-- WikiLeaks founder Julian Assange is expected to appear in court in London on Monday for an extradition hearing that could send him to Sweden.
Prosecutors in Sweden want him for questioning in connection with sexual misconduct allegations unrelated to WikiLeaks.
Assange has denied the allegations, and is free on 200,000 pounds ($310,000) bail while he fights extradition.
The British courts are requiring Assange to stay at the mansion of a supporter outside London each night and check in daily with police. He is also required to wear an electronic tag to monitor his location.
Assange's website, which facilitates the leaking of secret information, has released hundreds of thousands of pages of U.S. military and diplomatic documents for most of the last year.
His lawyers may argue that Assange could end up at Guantanamo Bay if he is extradited to Sweden, according to legal papers they released last month.
He would be at risk of mistreatment or even execution, according to a draft defense published on their website, saying that means Britain cannot extradite him without violating his human rights.
"There is a real risk he could be made subject to the death penalty," Assange lawyers say in documents they released a month ago, citing British media reports that Republican politicians Sarah Palin and Mike Huckabee have called for him to be executed.
The lawyers released a preliminary outline of their planned arguments ahead of an extradition hearing for Assange next month.
The Swedish prosecutor who issued an arrest warrant for Assange did not have the power to do so, Assange's lawyers will also argue.
Additionally, his lawyers will say, it's improper to issue an arrest warrant when a suspect is wanted only for questioning, not prosecution.
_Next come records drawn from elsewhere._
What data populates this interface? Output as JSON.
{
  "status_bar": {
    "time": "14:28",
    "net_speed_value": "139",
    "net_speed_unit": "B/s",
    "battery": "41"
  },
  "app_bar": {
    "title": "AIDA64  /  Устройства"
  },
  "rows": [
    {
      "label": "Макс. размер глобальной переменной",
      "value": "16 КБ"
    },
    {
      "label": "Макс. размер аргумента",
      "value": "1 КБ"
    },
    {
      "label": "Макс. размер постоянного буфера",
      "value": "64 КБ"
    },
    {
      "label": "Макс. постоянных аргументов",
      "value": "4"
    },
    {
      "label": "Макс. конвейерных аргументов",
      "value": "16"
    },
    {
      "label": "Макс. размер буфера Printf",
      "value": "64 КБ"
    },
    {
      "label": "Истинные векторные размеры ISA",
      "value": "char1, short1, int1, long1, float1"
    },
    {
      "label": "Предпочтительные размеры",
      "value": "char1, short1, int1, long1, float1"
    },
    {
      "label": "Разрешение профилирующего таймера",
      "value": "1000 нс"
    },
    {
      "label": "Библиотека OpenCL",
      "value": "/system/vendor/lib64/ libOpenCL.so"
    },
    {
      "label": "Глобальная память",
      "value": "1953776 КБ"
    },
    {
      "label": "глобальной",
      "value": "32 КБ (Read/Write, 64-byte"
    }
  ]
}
Prosecutor Marianne "Ny went from informal discussions about arranging an interview of Mr. Assange straight to the issuance of" a European arrest warrant without "formally summoning him for an interview or formally requesting his interrogation," they will argue.